NAME: Fine art 3D printing
AUTHOR: Tim Zaman, a researcher of the Delft University of technology, in collaboration with Océ, a company part of the Canon group specializing in professional printing technologies.
DESCRIPTION: Some people might wonder why 3D printing should be involved in the reproduction of paintings but anyone who has ever see up close a painting by Rembrandt will understand that the texture of the artwork is almost as important as its colors. Since texture implies depth, 3D scanning and subsequently 3D printing are the go-to technologies to achieve an accurate reproduction of painted pieces. Tim Zanan invented a simple method that can capture in a very high resolution the depth and color of a painting. Made of two cameras and a fringe projection, the system can capture 40 million points per shot. The 3D scan of Rembrandt’s The Jewish Bride contains 1 billion points making the visualization of the data on a computer screen virtually impossible. The best way to visualize it is to print it using Océ’s Fine Art 3D printer. In a few hours the copy of the painting with a resolution of 50 microns is completed.

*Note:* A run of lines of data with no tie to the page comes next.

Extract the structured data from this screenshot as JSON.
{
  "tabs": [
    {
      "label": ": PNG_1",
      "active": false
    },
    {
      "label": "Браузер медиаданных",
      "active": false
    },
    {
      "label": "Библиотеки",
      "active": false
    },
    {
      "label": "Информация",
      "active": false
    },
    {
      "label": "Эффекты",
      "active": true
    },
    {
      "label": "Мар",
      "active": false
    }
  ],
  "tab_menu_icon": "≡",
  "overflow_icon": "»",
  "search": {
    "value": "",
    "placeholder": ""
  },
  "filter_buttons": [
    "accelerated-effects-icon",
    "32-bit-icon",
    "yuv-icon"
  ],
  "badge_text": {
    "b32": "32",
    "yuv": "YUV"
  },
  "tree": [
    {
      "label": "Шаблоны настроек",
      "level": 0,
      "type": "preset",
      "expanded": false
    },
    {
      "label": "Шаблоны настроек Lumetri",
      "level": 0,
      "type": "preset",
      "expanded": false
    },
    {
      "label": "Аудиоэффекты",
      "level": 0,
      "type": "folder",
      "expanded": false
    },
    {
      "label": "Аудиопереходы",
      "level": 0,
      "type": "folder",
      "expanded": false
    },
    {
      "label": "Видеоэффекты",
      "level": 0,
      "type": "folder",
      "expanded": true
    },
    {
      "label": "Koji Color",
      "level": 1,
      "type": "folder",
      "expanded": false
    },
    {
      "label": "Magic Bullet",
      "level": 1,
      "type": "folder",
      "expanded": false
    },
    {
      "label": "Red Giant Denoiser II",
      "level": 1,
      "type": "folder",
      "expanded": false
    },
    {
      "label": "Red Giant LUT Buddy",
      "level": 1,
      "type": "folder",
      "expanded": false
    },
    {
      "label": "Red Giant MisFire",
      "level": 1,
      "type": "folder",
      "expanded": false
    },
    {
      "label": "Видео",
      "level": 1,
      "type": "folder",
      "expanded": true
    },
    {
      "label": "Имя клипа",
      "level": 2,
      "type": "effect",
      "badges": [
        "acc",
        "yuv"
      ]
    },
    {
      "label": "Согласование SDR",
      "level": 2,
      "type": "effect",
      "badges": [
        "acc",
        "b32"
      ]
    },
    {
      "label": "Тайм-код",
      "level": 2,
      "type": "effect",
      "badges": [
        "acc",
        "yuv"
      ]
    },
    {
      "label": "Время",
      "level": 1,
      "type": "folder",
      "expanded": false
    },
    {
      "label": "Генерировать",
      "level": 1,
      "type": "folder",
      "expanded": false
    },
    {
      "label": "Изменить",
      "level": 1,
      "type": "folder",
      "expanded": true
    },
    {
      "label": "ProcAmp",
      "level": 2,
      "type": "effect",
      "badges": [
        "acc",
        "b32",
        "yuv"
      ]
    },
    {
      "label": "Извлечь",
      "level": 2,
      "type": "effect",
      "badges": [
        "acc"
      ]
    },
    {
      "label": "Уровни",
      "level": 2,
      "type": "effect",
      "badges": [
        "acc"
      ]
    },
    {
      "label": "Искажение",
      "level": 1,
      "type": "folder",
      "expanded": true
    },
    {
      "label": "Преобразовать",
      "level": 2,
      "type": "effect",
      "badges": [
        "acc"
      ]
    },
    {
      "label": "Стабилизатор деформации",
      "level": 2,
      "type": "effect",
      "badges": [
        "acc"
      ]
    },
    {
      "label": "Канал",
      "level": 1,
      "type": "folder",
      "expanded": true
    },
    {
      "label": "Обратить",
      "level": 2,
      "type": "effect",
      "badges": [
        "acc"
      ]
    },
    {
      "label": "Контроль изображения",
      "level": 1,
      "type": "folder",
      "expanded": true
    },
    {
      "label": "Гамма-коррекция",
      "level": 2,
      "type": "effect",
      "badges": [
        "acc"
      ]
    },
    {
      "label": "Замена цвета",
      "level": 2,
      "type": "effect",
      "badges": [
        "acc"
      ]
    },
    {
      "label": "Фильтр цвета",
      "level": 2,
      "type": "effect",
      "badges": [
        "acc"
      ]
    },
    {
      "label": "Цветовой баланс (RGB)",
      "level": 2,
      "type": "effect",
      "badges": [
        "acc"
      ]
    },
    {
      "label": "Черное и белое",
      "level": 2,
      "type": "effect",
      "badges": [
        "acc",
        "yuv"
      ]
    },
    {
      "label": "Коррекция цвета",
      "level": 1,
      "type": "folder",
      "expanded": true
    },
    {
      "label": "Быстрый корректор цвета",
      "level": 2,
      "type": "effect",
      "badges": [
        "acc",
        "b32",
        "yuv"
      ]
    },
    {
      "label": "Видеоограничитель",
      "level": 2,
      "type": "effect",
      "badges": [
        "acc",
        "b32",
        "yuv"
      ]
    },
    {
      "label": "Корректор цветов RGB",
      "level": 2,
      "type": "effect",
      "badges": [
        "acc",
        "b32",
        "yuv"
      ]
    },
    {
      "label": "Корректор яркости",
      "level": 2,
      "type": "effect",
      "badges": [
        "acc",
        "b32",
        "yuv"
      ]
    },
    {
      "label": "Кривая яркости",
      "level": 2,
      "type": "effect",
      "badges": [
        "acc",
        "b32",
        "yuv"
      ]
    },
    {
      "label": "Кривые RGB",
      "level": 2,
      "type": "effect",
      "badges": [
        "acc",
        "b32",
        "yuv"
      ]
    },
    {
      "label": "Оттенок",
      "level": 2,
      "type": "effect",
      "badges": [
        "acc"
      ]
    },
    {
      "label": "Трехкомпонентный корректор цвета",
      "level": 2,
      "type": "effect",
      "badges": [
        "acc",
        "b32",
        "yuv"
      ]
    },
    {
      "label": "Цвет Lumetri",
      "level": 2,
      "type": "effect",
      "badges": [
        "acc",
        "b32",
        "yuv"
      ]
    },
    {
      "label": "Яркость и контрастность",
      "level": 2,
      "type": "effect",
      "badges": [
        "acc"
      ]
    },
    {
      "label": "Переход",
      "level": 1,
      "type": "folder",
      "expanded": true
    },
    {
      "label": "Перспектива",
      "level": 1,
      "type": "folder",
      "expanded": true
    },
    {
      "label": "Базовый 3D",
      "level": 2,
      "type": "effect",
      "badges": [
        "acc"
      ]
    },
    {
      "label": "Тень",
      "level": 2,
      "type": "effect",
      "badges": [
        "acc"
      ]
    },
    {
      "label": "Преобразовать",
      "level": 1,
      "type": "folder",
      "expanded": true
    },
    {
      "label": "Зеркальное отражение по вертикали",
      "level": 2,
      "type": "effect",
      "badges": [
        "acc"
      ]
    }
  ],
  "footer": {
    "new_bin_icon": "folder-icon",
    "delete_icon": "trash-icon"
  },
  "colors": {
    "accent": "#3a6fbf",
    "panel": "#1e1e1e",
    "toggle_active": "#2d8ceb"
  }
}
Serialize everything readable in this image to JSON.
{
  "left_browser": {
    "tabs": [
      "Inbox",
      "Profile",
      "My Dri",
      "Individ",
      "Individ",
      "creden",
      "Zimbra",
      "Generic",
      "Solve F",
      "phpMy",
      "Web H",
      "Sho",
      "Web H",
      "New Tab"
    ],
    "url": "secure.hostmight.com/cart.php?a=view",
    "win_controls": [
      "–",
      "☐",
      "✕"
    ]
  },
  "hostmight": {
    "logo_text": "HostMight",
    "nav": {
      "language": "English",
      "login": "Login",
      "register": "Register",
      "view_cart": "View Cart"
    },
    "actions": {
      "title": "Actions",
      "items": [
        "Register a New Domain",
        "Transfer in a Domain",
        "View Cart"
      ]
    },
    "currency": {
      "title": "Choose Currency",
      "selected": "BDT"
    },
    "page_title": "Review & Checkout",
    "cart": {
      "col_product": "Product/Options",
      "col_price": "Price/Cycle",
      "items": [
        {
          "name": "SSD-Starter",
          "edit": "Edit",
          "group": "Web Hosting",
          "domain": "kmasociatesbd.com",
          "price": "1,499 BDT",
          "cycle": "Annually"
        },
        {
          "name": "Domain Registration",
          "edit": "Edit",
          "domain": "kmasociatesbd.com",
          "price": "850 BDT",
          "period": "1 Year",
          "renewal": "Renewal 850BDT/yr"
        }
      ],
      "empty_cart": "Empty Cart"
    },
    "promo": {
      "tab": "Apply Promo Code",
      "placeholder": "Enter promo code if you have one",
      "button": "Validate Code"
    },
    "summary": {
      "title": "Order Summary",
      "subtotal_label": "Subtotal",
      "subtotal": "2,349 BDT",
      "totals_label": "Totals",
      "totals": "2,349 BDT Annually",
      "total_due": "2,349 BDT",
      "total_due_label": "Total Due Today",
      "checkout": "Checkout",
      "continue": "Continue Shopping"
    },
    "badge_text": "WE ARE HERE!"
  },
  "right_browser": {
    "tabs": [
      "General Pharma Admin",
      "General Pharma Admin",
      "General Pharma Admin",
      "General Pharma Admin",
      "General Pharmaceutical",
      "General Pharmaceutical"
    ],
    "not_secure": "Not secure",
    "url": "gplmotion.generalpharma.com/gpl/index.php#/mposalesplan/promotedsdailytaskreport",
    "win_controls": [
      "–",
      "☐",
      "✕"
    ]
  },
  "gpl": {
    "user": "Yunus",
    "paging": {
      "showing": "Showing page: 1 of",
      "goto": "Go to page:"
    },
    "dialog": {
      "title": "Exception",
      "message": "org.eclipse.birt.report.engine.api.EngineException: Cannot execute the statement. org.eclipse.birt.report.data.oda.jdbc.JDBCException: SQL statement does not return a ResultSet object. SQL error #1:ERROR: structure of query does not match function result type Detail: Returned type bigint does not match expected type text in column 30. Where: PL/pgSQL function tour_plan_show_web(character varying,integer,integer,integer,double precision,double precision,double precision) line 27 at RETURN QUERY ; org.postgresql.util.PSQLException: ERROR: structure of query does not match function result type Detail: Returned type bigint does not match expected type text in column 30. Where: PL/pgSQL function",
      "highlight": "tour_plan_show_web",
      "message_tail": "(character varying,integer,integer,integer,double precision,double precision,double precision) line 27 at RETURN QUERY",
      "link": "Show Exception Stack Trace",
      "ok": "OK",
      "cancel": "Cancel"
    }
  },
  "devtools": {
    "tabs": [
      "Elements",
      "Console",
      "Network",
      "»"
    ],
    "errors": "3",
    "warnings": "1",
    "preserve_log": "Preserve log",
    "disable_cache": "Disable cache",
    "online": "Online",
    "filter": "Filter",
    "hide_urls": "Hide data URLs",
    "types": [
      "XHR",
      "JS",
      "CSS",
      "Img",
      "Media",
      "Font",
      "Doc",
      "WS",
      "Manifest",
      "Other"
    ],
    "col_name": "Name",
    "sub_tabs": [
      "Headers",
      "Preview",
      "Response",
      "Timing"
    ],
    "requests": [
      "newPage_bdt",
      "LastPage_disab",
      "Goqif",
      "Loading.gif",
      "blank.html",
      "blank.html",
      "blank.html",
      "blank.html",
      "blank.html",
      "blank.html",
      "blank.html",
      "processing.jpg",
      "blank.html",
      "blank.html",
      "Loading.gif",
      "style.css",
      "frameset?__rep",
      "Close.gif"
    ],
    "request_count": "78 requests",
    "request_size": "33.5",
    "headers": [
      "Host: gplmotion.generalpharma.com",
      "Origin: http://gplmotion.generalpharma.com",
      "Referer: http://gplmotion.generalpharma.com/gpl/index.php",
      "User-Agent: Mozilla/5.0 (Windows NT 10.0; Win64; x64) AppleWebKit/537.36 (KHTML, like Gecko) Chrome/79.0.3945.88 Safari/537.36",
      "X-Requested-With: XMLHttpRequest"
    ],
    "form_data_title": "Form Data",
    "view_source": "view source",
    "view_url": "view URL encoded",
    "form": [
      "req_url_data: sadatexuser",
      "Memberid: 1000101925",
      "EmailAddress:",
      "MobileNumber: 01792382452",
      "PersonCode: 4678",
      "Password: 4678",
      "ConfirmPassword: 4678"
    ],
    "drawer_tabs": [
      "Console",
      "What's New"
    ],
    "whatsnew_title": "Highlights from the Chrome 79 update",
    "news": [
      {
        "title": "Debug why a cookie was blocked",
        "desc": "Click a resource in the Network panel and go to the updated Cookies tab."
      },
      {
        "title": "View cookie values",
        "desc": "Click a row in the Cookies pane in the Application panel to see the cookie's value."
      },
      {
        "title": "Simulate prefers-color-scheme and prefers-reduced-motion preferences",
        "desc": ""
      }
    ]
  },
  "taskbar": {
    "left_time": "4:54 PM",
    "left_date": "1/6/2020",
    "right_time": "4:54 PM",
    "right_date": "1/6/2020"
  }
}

AMUSEMENT RATE: The 3D scanning technology developed by Zanan could have multiple applications. It could help the restoration of a painting. There is also the obvious commercial use: cheap copies of famous paintings sold at museum’s gift shops around the world. No need to start a heated debate about the end of authenticity in art quite yet. If the combination of the 3D scan and Fine Art 3D printer do reproduce the artwork’s depth and color with great fidelity, the system is not yet capable of copying the transparency and glossiness of the original painting. We have a few years left before every body have exact replicas of the Mona Lisa in their living room.